The NY Society for Prevention of Cruelty To Children has a web site.

Click on "History", then "George Sims Archives"
They have case files from 1875 to the present, mainly for Manhattan 
residents. They will check their archives for a fee.

    The New York Society for the Prevention of Cruelty to Children 
was organized in January, 1875, and within five years ten other
societies followed, from Boston to San Francisco. As the movement 
grew, some societies originally intended for the protection of 
animals added the care of children to their purpose. In other cases 
"humane societies" were organized to cover both purposes. 

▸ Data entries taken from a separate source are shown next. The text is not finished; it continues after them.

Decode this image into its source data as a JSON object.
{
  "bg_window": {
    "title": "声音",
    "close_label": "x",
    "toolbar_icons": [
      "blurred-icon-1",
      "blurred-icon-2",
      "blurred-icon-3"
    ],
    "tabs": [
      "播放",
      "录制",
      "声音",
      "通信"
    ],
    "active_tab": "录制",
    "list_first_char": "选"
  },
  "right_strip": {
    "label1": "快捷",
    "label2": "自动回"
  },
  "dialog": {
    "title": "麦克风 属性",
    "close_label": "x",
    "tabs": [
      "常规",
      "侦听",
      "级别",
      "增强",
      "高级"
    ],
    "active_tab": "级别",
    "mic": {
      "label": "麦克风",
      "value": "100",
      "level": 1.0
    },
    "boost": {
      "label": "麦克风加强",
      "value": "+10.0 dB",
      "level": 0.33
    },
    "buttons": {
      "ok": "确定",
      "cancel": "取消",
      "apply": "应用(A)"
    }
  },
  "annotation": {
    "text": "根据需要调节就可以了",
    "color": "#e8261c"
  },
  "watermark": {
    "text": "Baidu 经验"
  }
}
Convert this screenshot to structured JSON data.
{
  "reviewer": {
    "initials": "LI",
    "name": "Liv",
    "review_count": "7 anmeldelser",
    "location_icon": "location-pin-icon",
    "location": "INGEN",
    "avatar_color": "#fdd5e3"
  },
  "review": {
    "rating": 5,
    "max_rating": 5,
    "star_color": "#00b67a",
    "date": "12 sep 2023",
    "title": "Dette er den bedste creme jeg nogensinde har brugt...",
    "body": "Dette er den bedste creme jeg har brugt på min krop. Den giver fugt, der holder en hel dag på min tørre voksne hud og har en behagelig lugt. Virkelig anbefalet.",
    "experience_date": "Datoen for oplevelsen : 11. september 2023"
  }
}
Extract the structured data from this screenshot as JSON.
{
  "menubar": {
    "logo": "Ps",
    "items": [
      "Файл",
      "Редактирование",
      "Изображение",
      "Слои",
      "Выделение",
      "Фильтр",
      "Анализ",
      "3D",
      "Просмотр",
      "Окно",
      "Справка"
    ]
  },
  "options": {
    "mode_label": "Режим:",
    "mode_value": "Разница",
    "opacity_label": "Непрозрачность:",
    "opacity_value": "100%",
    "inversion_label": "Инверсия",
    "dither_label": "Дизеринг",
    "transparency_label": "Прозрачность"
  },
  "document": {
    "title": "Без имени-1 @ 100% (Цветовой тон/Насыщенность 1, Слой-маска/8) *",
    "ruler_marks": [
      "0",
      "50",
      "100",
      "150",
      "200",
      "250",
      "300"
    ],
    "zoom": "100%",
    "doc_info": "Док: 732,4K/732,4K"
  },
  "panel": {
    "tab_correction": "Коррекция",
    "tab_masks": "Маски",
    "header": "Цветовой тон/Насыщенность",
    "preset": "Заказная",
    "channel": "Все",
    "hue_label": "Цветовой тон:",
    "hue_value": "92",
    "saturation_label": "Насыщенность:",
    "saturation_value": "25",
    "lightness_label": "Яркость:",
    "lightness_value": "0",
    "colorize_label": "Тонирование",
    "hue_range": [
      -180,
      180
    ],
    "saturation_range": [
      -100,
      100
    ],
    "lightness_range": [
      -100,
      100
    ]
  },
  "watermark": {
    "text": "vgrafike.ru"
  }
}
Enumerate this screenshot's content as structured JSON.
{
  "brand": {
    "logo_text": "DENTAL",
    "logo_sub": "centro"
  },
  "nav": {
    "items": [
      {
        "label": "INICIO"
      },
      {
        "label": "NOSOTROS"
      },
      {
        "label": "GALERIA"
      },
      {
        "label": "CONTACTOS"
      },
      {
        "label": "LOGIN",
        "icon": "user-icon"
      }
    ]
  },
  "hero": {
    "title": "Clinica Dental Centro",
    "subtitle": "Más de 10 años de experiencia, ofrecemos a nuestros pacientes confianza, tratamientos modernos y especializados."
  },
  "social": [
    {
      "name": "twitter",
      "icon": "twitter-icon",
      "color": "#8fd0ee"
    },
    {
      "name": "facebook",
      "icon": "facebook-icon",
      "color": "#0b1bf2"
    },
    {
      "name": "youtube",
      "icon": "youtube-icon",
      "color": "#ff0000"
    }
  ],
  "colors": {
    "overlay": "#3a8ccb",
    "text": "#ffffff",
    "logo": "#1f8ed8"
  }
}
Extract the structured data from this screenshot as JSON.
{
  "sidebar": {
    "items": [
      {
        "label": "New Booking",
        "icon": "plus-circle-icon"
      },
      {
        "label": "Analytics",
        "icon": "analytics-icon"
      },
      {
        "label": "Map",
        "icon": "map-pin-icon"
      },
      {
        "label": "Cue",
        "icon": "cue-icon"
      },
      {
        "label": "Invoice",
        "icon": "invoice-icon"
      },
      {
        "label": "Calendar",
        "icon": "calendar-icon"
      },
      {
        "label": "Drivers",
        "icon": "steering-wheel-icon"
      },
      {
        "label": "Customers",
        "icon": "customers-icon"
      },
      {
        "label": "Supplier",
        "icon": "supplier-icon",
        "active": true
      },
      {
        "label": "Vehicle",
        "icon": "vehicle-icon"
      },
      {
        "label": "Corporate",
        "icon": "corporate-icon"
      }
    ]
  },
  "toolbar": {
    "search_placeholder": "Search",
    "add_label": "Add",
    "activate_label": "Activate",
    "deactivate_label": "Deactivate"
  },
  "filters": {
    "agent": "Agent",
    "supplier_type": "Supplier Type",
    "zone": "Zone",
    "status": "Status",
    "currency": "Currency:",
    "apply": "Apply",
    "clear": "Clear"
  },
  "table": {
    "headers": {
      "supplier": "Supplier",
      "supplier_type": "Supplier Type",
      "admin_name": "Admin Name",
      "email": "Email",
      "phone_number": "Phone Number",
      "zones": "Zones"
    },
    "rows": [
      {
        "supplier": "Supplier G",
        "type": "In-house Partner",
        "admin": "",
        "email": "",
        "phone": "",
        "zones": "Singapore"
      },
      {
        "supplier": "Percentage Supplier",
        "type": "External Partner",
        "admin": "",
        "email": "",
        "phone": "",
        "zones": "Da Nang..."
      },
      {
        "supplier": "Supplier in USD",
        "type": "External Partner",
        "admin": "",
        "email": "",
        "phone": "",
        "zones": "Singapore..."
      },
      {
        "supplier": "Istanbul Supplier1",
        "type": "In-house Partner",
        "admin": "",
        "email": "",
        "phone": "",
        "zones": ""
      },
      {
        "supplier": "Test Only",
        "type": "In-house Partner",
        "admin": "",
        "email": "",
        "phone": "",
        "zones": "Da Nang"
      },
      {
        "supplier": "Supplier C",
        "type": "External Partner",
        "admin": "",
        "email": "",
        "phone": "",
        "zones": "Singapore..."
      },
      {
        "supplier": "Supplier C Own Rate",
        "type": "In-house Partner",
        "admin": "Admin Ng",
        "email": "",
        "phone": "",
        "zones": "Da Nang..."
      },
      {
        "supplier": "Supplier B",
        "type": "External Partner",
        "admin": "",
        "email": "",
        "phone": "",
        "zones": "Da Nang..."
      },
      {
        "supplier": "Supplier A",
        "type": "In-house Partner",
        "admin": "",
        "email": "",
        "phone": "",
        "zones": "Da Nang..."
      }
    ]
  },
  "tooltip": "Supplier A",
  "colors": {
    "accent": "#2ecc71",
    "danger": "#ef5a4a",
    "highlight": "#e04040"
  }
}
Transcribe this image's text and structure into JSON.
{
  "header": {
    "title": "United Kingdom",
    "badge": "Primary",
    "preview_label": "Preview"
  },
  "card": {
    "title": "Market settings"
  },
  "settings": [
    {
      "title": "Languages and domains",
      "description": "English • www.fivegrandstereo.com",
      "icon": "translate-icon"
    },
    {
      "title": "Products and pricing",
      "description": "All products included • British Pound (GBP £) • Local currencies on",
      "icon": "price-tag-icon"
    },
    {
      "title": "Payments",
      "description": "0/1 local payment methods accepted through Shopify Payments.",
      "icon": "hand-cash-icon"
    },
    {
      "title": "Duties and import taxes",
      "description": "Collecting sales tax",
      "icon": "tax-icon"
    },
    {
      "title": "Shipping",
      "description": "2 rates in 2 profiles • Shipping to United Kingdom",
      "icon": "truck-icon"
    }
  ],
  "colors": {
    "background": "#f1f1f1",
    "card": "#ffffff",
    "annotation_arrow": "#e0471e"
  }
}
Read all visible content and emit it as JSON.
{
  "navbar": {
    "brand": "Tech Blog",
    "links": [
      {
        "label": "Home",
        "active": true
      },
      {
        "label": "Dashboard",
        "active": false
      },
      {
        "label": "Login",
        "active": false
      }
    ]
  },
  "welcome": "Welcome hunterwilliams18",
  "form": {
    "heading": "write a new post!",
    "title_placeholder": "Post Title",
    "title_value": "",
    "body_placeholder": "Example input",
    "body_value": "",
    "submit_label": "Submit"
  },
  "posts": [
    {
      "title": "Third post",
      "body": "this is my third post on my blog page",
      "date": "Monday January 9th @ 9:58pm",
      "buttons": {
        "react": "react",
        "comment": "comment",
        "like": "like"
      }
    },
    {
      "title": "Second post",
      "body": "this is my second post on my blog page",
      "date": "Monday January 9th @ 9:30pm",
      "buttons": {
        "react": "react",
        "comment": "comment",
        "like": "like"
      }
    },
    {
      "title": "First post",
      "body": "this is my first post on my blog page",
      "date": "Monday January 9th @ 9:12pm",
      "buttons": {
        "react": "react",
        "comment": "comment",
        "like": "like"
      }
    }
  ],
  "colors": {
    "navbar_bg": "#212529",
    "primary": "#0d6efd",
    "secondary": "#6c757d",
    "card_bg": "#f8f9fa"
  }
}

The total number of societies in the United States in 1900
for the protection of children, or children and animals, was 161. 
They were brought into close relations by the Humane Association 
(q.v.), which has included societies for the protection of 
children since 1887. As in the case of animals, their work is 
two-fold--the promotion of better legislation in their field and 
the diligent enforcement of existing laws. They also investigate 
cases of alleged cruelty or neglect, and present to the courts
such facts as they learn. The New York society exceptionally includes the
investigation of cases of destitution. By the work of the agents whom it
stations in all the magistrates' courts it has come to have a powerful
advisory influence on the commitment of destitute, neglected, and wayward
children in New York City, thus affecting the lives, on an average, of about
15,000 children. These societies in general are private corporations,
supported by subscriptions, although in New York, Philadelphia, and a few
other places, some aid has been given from public funds. In the State of
Indiana since 1889 boards of children's guardians have been organized by
law, which not only investigate cases of cruelty and neglect and secure the
punishment of the offenders, but also undertake subsequent oversight of the
children. The Colorado Humane Society was made by the Legislature of 1901 a
"State bureau of child and animal protection," with an appropriation of
$3000 per annum for two years; this, however, remains under private control,
though three State officers are made ex officio members of its board of
directors. Consult: Folks, The Care of Destitute, Neglected, and Delinquent
Children (New York, 1902).

Source:  The New International Encyclopaedia
Copyright:  1902, 1903, 1904, 1905
Publisher:  Dodd, Mead and company--New York
Volumes:  Total of 21 volumes
Transcribed by Miriam Medina